Things got off to a rocky start because we couldn’t decide on the correct bowl to hold a bowl of popcorn. By “we” of course I mean the ad agency art director. Our stylist had five of everything (the rule of fivesies) and in this case it was probably too many options for the agency. Finally they decided on a bowl and then it took some time to get the popcorn just right. The bowl had to be brimming with perfectly cooked kernels, and the actress had to be able to hold the bowl at an angle to the camera. If you attempt this move at home, your popcorn will be all over the floor, but thanks to movie magic- and a great prop person- we put a ball of clay in the bottom of the bowl and affixed the popcorn to that. Imagine a popcorn wig placed in the bowl and you get the idea.

Once the great popcorn debate was settled (By the way I can hear Jim saying now, “Look it, the agency was supposed to come to the set the night before to pick out props but they didn’t.” True, but I digress.) We were able to shoot. The scenes with the actress went very easily. I had students on the set and we had enough down time that I could really teach as well. It was a good day.

At about 5:00p.m. we wrapped with the actress and had about five hours of food shots to finish. I was across the studio on the telephone when I saw what looked like smoke coming from the camera. “Couldn’t be smoke,” the dumb filmmaker thought to himself it must be steam coming from the food. Just then a production assistant said, “Hey the camera is on fire!” Sure enough flames were shooting out from this $300,000 camera.

You know when Wile E. Coyote runs off the cliff and has that moment in mid-air when he realizes what happened but can’t take it back? That was me. I didn’t really have a frame of reference for how to act when your camera is on fire. So being the Optimist’s son, I walked over to the smoking camera and tried to act as if everything was fine. By the time I got to the camera and saw the soot, I knew things were not fine and we had to shift into plan B (also called panic).

Part 2 tomorrow.



denise said...

yikes! can't wait for part 2!

Bob said...

Hey Peter--
Love this blog. and I can't wait for the second chapter of this post!

I also really liked your post (a while back now) about the cap'n crunch commercial- I can just see your Dad giving you the "I told you to go to law school" look...

great stuff!


PeterH said...

It's nice to see I have a loyal friends and family network. Maybe JPH will post another comment one of these days.

Thanks for reading.


Wonder Woman said...

What a cliff hanger! I too am anxiously awaiting part 2.

PeterH said...

Maybe I should make all of my posts cliffhanging tales from the production front.

Thanks for reading.


BarBarA said...

Well, you know how to get someone to come back!
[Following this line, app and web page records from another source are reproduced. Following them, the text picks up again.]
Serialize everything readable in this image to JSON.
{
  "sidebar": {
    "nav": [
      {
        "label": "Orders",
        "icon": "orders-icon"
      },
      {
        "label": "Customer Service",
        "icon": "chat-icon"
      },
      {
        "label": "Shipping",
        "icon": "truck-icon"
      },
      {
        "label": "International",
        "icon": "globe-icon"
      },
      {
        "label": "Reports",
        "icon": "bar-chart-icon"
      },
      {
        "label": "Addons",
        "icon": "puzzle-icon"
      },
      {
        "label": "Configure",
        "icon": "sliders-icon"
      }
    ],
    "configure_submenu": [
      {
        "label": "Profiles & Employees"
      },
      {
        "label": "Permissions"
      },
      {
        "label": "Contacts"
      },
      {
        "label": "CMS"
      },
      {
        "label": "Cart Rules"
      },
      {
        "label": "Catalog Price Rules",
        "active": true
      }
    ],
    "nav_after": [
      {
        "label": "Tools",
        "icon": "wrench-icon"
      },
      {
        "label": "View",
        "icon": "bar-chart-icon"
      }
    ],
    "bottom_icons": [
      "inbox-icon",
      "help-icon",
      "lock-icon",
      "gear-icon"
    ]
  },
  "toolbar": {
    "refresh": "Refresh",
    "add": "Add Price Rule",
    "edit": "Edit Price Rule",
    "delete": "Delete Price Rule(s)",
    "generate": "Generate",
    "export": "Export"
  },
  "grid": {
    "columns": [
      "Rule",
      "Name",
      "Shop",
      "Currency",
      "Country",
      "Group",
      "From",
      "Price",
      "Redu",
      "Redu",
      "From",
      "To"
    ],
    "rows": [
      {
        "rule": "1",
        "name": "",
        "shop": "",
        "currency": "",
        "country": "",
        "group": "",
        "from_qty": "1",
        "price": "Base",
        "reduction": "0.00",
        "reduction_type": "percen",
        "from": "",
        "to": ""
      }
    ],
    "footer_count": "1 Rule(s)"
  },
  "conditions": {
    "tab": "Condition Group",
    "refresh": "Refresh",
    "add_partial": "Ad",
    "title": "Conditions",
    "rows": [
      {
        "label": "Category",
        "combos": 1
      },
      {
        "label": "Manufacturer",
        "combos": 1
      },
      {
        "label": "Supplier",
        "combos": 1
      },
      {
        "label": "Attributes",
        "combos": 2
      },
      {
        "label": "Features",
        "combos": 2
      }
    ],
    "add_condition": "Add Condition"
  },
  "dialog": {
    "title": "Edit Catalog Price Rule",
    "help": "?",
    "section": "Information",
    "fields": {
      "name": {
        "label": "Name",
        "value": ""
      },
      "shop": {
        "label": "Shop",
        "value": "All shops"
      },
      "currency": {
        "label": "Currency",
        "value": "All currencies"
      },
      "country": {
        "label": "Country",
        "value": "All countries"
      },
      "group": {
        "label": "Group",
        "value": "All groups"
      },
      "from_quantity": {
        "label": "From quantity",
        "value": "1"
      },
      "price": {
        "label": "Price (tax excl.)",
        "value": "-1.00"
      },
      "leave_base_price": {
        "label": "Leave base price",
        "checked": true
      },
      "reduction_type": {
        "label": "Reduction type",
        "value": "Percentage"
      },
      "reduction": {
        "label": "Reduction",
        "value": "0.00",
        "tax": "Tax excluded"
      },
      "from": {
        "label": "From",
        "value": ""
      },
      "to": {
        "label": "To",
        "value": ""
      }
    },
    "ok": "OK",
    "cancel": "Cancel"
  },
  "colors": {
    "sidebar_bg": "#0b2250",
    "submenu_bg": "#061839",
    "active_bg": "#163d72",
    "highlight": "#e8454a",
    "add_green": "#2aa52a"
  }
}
I'll be here for part 2

Layla (aka Barbara) said...

can I ask a question...that last comment is from me but it won't link to my site, some Blogger blogs do some don't. I don't get it.

Internet Safety Queen said...

HA!! Glad to see other people have to resort to plan B--although I would call it, instead, Plan P("panic")--and in my case, working with 500 K-3rd graders, Plan P is quite an appropriate phrase!!